- Braves righty Kris Medlen, nearly six months removed from his second Tommy John procedure, has begun throwing a baseball, Chris Vivlamore of the Atlanta Journal-Constitution reports. Though his recovery is still just beginning, Medlen will be quite an interesting player to keep an eye on over the coming offseason. (He is still arb-eligible for a final time.)
The Pirates have designated utilityman Michael Martinez for assignment, the club announced via press release. His roster spot will be used to clear space for the promotion of Chase d’Arnaud, who is one of the team’s expanded roster additions.
Martinez, 31, has always been a light hitter, and this year was no different. After 44 trips to the plate for Pittsburgh, he owns a lifetime .181/.231/.251 triple-slash over four years and 440 plate appearances. Martinez’s calling card, of course, is defensive versatility. He has seen time at every position on the field except for the 1-2-3 spots on the diamond.
The September roster expansions mean that some of baseball’s most notable prospects will be called up to the big leagues for the first time. Here are some of the familiar names from various prospect rankings (from MLB.com, Baseball America and ESPN’s Keith Law) who will soon debut in the Show…
- Blue Jays outfield prospect Dalton Pompey will also get a September call-up, the youngster himself tweeted (hat tip to John Lott, via Twitter). Pompey cracked the top fifty midseason prospect list of Baseball America, while checking in at 91st on MLB.com’s latest listing. The 21-year-old has seen only limited action at the Triple-A level, and started out this season at High A, but has compiled a strong .313/.388/.462 line across 494 plate appearances at three levels on the year. Shi Davidi of Sportsnet.ca tweets the full, and lengthy, list of Toronto’s expanded roster additions.
- The Phillies will promote third baseman Maikel Franco, Matt Gelb of the Philadelphia Inquirer reports. Franco, who just turned 22 last week, has a modest .257/.298/.427 slash line and 16 homers over 553 PA at Triple-A this season, though he has hit much better over the last two months. Franco was ranked 50th and 57th, respectively, on Baseball America and MLB.com’s midseason prospect lists and ranked 63rd on Law’s preseason top 100 list.

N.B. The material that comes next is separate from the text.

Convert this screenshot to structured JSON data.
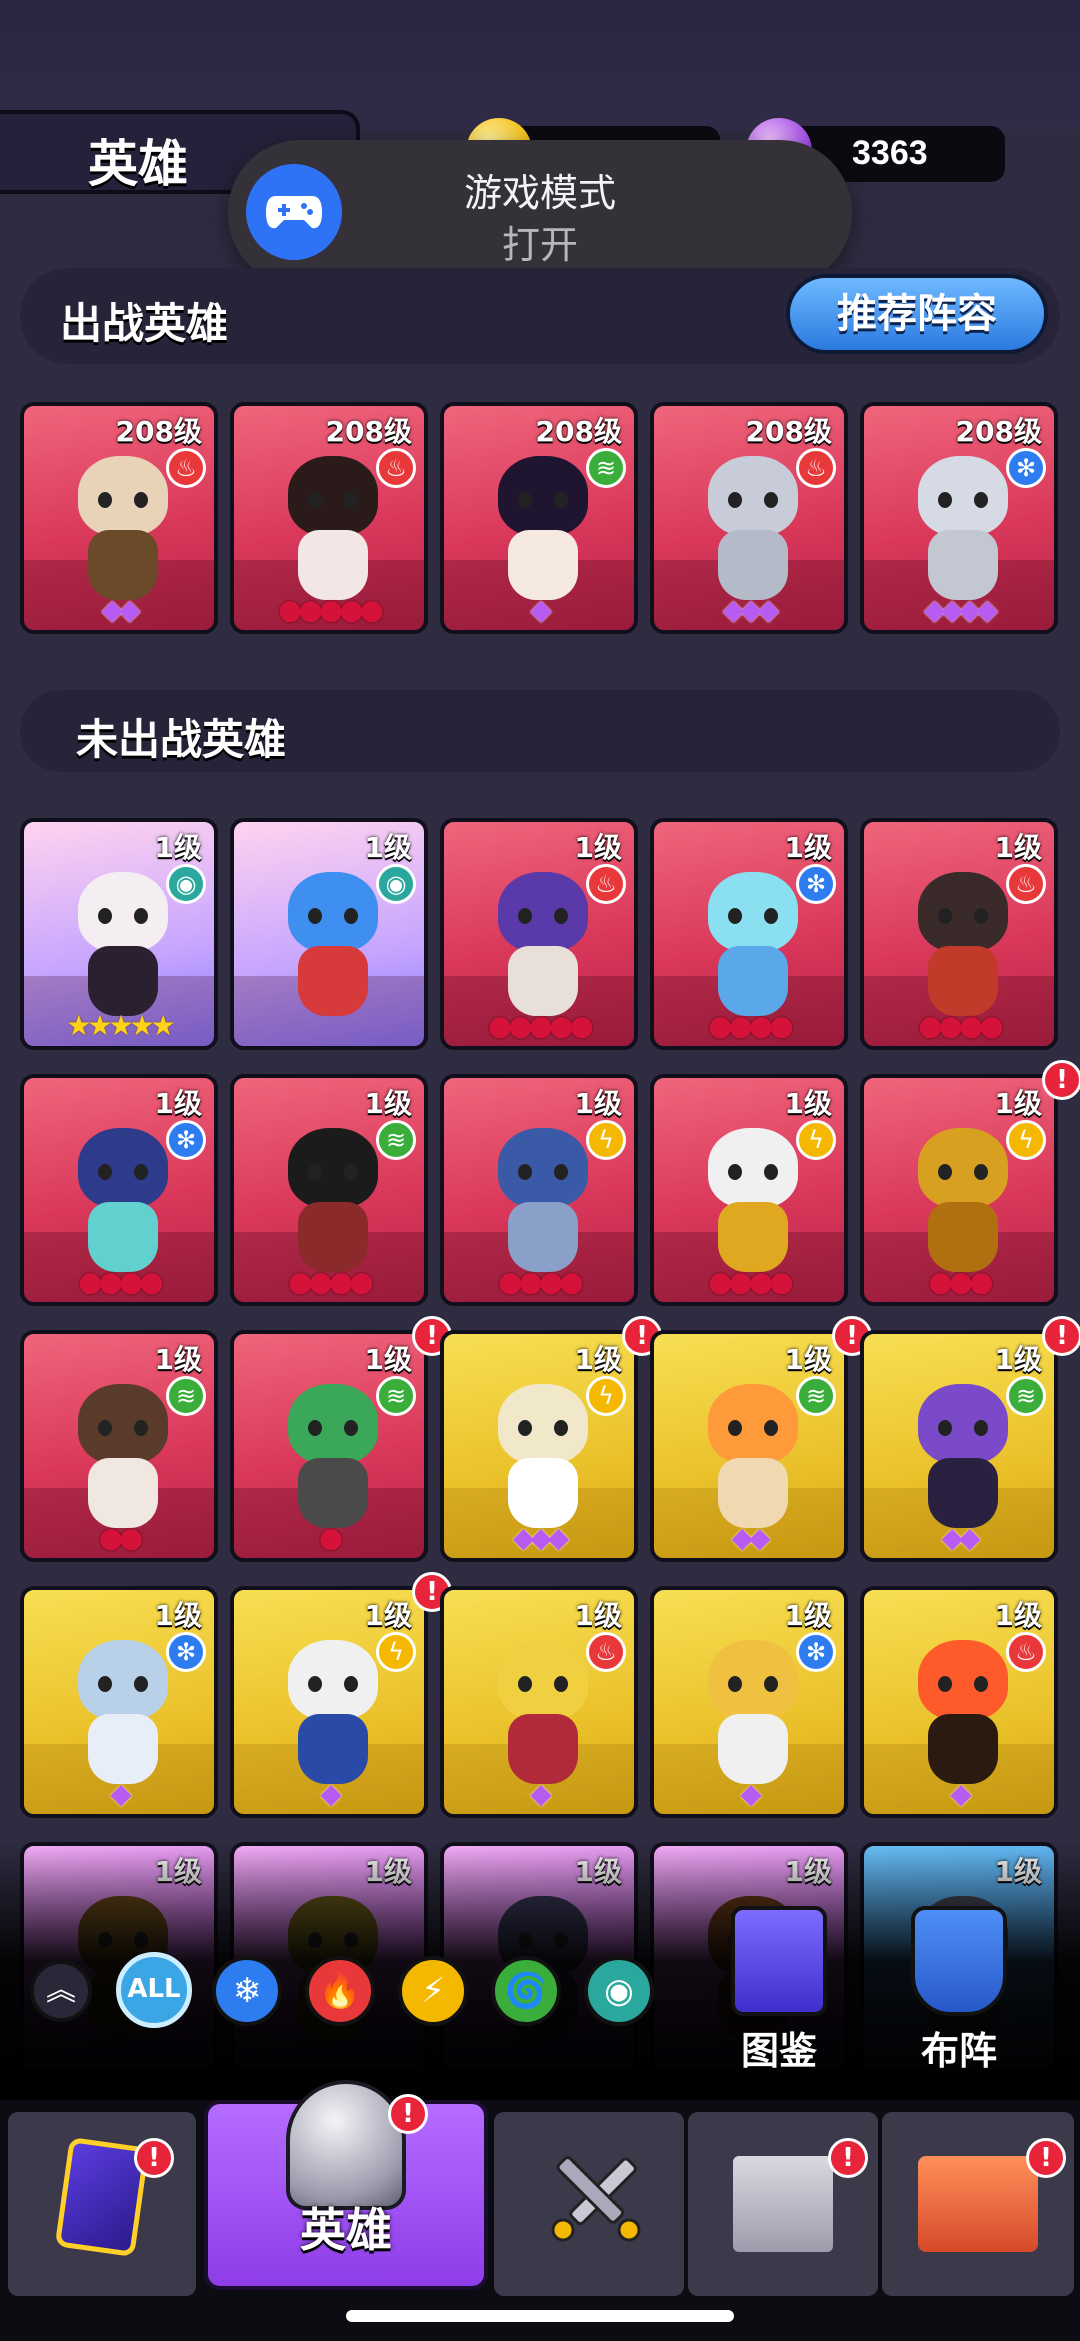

- The Blue Jays will promote left-hander Daniel Norris, Sportsnet.ca’s Shi Davidi reports. Norris, 21, was a second-round pick in the 2011 draft who began this season at high-A ball but pitched well enough to earn promotions to both Double-A and Triple-A. The southpaw has a 2.53 ERA, 11.8 K/9 and 3.79 K/BB rate over a combined 124 2/3 IP at all three farm levels in 2014. Norris, who was ranked 25th by Baseball America and 28th by MLB.com, is expected to begin his Major League career pitching out of the Jays’ bullpen.